Prove all things; hold fast that which is good. (1 Thessalonians 5:21)
Dig deep, my friend. Dig deep.
Though the heavens fall.
Images: Pixabay (CC0 Public Domain)
Love is in the air! So the merchants say, as they prepare to foist their wares upon unsuspecting souls.
The new year barely settles in before Santa makes way for Cupid and his stash of chocolates, fluffy white bears and all things red and heart-shaped. Opportunistic advertisers pull out all the stops. They may find homes for that unsold champagne yet. Time to rework that New Year’s Day jingle…
All this while oodles of cheese and Easter bun orders linger in the wings.
Ah, yes! ‘Love’ is in the air alright – the love of money and commercialisation. Merchants ring their bells, promote a single night of passion and excitement, and they depend on the Pavlovian response of giddy couples to line their cavernous pockets.
*whisper* I need to share something with you that the advertisers will never tell you. Are you ready for it?
When you reside on this tiny island out in the Caribbean Sea, you live among folk with complexions that run the gamut of chocolate colour gradient – from white chocolate all the way up to the darkest cacao nib possible.
There is no such thing as a purebred Jamaican because there is no single physical or genetic trait that we all share. Our bloodlines reach out beyond these shores to Europe, Africa, Asia and beyond, so our Jamaican-ness is either defined by birthplace or naturalised citizenship.
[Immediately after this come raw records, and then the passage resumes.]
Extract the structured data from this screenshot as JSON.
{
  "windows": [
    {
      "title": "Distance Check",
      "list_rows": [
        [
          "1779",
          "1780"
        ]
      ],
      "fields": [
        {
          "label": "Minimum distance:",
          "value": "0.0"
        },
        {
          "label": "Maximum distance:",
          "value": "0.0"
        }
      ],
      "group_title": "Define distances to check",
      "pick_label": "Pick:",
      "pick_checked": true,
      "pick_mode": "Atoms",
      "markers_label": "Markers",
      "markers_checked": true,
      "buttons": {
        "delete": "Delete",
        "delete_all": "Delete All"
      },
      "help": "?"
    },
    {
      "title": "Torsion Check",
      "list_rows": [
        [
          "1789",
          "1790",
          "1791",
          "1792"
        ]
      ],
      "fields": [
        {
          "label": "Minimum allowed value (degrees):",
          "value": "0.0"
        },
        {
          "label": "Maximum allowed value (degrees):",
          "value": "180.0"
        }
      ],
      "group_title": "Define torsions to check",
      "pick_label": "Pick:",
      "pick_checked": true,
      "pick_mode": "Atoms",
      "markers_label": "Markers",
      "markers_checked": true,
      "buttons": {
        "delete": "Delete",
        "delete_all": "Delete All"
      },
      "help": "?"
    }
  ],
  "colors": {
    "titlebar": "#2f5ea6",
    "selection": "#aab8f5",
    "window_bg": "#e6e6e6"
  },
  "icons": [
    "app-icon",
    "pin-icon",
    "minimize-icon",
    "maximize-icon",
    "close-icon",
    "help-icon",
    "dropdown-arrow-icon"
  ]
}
To that end – our motto rings true:
Out of Many, One People.
In this neck of the woods, no one kills you because you have the wrong skin tone. They kill you because you have what they desire – money, vehicle, jewellery… body – and it is unlikely that you are going to hand it to them on a silver platter. There are those of questionable mental health who will kill for the love of politics, and they show up in varying hues.
Family feuds and gang wars will sometimes lead to beheadings or bodies pumped full of lead but our news bulletins list only the names and ages of the victims. Physical descriptions appear only in the absence of such information – as mere identifiers, not character references.
For what can the skin tone tell of one’s character?
That is how long I lived with my family of origin before striking out on my own. There were the odd ‘extended stays’ beyond that, but those were not solid, uninterrupted blocks of time since I resided elsewhere, so – for the purpose of this post – I will exclude them.
Eighteen years. One month. One day.
That is how long I have been married to my beloved… I have now lived with my husband longer than I did with my family of origin. This does not make me a marriage expert by a long stretch, so feel free to take anything I say with several grains of salt.
J and I were probably the most unlikely candidates for long-term cohabitation. My family of origin looked reasonably sound from the outside but was seriously divisive on the inside, with divorced parents to boot. If a search was launched to find the least conspicuous whitewashed sepulchre, I am convinced that my family would have won the blue ribbon. Hands down. My beloved had parents who lived separate lives and his family life was colourful, to say the least.
No psychologist in their right mind would recommend such a union… but it was not up to a psychologist to decide.